You Can Reframe the Idea of Security to Create More Freedom
Some of us fear making a change because it feels unsafe or insecure. Sometimes we have to let go of that fear. Those who do may find that they can create a new path / life / career choice that brings them more freedom and flexibility.
Let go of Perfection and Overachievement
A big thing we could all stand to unlearn is our perfectionist and overfunctioning behaviors. Sometimes the only thing standing in our way from living our best life is ourselves. If we believe we have to be near perfect before we’re worthy or capable of doing something scary, we’ll be waiting a long time.
One solution to this kind of perfectionism found from my research is that learning to be ok with vulnerability — with ourselves and with others — and learning to be ok with discomfort is important.
The way we grew up and coped with adversity in our lives is a well-worn path that feels comfortable despite the dysfunction. The nature of our experiences means that it’s easy for us to stay stuck simply because it’s what we know and are familiar with. To begin to change and think bigger, temporarily you have to learn to be ok with being uncomfortable. Being vulnerable with others is part of the solution because the more you can name your feelings, the less power they have.
But there’s another value too – being vulnerable can put us in touch with our tribe, our people, our support network.
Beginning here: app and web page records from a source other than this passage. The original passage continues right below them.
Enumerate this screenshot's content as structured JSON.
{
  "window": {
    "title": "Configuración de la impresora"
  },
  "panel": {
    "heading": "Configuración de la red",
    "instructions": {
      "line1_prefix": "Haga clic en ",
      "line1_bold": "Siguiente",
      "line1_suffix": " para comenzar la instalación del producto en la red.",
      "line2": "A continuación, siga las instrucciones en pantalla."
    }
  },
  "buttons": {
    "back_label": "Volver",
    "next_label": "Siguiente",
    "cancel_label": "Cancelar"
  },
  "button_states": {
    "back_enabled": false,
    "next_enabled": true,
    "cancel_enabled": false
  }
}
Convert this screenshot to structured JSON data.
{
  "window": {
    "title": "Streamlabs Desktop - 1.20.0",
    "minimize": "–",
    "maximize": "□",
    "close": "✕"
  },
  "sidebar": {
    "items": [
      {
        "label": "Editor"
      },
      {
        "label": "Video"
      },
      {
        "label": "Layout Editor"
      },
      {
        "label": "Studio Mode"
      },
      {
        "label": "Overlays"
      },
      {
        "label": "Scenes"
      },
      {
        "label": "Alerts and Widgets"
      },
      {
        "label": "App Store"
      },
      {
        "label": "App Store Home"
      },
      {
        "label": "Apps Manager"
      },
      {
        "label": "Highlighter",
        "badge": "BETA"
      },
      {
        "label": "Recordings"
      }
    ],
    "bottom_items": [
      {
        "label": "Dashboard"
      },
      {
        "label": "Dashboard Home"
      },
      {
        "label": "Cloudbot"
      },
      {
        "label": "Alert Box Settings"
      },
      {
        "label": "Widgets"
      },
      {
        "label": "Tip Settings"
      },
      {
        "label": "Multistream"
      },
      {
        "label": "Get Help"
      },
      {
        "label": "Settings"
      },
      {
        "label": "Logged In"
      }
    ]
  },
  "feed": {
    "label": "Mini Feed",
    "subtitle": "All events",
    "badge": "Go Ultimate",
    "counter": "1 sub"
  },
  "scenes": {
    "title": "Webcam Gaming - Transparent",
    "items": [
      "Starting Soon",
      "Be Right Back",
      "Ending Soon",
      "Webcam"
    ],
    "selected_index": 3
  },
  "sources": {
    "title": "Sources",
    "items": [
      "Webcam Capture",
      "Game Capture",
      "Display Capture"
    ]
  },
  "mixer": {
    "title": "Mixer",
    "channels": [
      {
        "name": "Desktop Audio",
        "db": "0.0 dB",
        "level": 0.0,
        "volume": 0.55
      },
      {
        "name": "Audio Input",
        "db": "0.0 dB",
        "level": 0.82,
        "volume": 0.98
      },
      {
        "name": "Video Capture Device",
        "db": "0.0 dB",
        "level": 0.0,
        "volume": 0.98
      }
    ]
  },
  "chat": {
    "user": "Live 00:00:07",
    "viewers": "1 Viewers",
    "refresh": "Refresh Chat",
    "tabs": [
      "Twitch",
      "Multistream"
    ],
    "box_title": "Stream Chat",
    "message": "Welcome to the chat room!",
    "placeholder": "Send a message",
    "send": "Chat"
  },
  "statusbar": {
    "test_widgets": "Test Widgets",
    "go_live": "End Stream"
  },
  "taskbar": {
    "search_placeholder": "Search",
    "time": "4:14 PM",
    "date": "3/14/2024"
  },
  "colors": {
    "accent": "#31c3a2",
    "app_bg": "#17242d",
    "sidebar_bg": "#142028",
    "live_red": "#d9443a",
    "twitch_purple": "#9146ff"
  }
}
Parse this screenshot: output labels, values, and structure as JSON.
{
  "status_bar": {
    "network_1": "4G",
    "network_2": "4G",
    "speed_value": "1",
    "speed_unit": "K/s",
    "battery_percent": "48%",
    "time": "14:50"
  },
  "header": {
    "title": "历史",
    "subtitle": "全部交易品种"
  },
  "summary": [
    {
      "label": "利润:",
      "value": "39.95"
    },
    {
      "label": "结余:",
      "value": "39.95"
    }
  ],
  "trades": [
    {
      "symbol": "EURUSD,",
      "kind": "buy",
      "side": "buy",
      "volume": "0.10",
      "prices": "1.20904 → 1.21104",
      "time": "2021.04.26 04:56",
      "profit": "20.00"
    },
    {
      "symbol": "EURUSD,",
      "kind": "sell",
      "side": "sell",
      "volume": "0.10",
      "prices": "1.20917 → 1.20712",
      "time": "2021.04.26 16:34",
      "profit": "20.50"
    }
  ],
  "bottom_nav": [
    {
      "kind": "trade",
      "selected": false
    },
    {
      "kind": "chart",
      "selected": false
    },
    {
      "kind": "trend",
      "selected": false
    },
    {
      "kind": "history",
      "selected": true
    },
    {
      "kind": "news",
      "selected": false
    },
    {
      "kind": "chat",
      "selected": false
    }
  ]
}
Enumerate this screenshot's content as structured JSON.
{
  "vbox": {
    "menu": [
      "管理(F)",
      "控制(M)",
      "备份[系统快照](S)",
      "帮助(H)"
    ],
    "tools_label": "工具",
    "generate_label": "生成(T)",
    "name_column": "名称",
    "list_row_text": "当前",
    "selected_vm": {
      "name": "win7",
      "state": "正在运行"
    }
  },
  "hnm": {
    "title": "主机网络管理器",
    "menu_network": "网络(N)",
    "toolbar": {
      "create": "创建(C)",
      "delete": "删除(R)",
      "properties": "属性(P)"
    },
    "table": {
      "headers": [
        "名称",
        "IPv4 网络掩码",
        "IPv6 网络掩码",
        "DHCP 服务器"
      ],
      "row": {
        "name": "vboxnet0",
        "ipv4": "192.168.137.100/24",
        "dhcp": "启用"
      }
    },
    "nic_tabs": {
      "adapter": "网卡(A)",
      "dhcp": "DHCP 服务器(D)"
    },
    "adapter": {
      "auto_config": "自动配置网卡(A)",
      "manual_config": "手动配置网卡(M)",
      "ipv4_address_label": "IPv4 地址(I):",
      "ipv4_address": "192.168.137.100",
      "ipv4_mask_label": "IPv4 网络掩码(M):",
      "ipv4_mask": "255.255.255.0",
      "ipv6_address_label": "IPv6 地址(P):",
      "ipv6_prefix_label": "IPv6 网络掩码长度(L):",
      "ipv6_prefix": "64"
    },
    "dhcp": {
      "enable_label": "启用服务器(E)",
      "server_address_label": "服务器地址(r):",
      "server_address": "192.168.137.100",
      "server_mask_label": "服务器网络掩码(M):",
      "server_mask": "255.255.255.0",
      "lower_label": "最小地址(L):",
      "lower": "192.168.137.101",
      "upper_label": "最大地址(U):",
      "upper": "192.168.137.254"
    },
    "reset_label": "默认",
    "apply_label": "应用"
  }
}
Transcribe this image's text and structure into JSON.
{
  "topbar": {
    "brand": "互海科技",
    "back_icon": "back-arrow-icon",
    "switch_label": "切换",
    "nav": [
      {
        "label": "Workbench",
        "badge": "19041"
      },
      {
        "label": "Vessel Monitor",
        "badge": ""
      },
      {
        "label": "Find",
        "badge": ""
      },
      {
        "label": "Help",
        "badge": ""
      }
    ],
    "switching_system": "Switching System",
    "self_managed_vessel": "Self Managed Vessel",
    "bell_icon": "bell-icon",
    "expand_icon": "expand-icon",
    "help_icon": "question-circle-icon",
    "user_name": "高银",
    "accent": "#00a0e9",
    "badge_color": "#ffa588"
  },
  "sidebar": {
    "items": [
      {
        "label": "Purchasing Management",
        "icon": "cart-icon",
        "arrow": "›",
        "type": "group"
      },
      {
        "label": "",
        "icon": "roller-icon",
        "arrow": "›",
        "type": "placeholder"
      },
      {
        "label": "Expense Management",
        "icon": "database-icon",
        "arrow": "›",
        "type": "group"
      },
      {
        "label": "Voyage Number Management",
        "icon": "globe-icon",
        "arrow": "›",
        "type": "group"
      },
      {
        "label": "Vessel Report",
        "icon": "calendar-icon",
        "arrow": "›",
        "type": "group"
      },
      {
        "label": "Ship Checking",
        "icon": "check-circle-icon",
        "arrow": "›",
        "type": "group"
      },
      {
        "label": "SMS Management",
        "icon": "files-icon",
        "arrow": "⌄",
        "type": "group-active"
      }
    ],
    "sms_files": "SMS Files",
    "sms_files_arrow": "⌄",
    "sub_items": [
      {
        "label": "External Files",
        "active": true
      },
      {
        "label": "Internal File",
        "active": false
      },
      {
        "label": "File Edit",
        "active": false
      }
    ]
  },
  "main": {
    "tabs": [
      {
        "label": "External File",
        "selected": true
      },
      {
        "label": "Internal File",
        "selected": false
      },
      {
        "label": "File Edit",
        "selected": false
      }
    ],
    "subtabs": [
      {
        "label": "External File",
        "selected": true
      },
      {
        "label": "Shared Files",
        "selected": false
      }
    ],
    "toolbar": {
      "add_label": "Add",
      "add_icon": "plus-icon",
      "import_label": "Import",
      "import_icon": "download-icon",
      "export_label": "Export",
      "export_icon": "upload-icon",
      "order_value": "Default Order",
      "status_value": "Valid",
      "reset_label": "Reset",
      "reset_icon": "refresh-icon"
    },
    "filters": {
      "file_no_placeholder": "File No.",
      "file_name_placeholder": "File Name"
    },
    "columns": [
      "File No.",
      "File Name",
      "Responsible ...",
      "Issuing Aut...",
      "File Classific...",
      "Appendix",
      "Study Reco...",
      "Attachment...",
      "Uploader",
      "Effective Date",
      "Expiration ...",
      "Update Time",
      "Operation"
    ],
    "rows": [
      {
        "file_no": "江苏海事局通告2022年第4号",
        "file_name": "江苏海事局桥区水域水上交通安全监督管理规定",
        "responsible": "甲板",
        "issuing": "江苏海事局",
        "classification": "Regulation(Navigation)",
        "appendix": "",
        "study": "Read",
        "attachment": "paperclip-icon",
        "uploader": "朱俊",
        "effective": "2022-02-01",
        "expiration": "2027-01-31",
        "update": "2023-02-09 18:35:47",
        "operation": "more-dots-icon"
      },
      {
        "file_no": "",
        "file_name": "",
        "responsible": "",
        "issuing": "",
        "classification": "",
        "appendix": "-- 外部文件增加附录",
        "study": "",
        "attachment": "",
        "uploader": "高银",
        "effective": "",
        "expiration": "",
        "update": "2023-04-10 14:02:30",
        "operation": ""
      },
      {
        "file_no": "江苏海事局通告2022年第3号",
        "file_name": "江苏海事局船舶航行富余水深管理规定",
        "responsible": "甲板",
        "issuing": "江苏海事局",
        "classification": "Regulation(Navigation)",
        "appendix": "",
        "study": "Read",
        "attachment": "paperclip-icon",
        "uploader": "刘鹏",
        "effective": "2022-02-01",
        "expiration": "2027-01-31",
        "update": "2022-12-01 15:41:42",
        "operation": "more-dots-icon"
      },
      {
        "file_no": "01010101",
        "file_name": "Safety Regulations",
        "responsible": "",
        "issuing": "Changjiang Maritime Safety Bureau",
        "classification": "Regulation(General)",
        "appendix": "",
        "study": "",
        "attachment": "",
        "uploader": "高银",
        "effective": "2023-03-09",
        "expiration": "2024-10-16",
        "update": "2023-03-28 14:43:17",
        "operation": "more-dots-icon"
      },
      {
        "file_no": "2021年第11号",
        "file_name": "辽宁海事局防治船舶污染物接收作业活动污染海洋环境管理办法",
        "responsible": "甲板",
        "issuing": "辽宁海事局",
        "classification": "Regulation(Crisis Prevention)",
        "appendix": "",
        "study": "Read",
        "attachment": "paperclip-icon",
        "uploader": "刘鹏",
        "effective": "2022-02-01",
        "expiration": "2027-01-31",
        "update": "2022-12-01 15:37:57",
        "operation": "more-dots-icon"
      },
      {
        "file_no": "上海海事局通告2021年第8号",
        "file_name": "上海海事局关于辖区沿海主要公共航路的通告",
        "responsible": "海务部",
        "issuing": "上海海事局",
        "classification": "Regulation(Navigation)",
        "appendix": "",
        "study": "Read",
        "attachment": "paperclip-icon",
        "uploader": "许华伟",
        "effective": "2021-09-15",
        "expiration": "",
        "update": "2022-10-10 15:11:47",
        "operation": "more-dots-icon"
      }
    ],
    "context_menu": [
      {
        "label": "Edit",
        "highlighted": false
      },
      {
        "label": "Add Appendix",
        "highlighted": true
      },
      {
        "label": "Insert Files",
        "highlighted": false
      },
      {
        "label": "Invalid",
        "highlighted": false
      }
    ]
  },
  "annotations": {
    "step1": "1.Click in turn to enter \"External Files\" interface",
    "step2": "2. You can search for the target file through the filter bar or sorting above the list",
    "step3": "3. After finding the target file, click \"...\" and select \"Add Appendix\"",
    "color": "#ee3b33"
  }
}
Being vulnerable creates connection. Yet, we’re often too scared to get vulnerable for fear of not fitting in.
Writer and entrepreneur, Nilofer Merchant knows this very well. On her long-running blog, she allows herself to get vulnerable about many challenging events she faced growing up: from experiencing her parent’s divorce at a young age, abuse from her mother, bullying at school, and a rape in her 20s, and ties them to pieces of wisdom, life and business lessons.
Merchant’s life stories are inspiring, and I’m sure she gets a lot out of processing her traumas through writing. But this is the part I love most: Her vulnerable blogging led her to get syndicated by the Harvard Business Review, which eventually led to several book deals. These days, she serves on corporate boards and writes about the concept of, “Onlyness,” the topic of her 2017 book.
In a way it brings together all she’s learned through her experiences, both the positive and negative, business and personal, to better the world. I don’t think utilizing vulnerability to work through traumas and coping mechanisms has to be done in a public way, however, that method clearly has worked for Merchant.
What are some ways you could explore getting comfortable with vulnerability?
When will you put these skills into practice?
Who could you share some of your ideas with?
Hopefully some of these tips resonate with you as they have with me. I wish you luck and support on your own inner journey.
More about The Resiliency Effect: In the first part of the book, we examine the root causes of imposter syndrome, which is often a catalyst for overwork and burnout. Then we look at the health impacts and high probabilities that people who deal with imposter syndrome and burnout also deal with trauma.
We also examine how the cycle of trauma, as well as the health effects of adversity are passed down within families. Finally, we look at the latest research-backed techniques for creating lasting resiliency that let you move on from surviving into thriving in your greatest life. Collectively, I refer to this deep work as the “inner journey.”
Hi, I’m Cady
I write about money, mindset, behavior, sabbaticals, and work culture. In my private client work, I help women act on their biggest dreams and build financial resilience for the future.